• **Records for this exercise**:
□ □ □

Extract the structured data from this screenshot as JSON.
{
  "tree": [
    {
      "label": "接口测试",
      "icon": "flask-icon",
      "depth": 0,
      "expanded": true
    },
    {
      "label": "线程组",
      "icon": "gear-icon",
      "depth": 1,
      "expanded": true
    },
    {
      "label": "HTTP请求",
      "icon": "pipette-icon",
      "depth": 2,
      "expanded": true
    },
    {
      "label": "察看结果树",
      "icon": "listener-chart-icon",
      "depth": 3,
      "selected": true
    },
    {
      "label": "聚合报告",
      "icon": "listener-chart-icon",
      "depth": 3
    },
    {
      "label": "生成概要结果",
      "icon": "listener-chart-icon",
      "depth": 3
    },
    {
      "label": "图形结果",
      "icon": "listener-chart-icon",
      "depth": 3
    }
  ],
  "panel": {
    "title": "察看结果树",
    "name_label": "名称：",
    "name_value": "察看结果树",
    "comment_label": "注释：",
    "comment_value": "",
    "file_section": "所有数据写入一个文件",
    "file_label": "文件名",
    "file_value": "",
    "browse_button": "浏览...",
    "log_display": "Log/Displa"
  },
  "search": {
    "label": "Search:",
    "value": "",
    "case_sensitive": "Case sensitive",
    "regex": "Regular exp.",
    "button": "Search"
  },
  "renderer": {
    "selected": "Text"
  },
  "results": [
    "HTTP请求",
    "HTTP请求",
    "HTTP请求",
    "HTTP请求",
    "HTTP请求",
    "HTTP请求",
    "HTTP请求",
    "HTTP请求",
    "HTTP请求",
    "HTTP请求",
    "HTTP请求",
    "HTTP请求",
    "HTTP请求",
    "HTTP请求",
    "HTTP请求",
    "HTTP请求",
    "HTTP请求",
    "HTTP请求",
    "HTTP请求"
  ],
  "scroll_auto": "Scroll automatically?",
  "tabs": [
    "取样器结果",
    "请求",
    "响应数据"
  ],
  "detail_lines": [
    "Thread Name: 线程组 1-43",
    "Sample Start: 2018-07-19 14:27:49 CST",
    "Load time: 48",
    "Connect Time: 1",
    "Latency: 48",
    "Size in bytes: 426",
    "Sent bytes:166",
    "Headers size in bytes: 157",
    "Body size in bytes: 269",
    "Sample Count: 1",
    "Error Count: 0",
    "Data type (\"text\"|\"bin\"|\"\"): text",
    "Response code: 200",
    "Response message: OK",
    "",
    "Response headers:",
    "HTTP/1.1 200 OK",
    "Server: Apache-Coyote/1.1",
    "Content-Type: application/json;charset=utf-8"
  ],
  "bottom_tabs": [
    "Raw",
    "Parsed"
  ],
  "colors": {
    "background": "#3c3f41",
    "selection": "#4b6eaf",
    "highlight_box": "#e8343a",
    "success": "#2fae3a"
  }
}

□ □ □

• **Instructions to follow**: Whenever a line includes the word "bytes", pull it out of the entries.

• **Output for this exercise**:
    "Size in bytes: 426",
    "Sent bytes:166",
    "Headers size in bytes: 157",
    "Body size in bytes: 269",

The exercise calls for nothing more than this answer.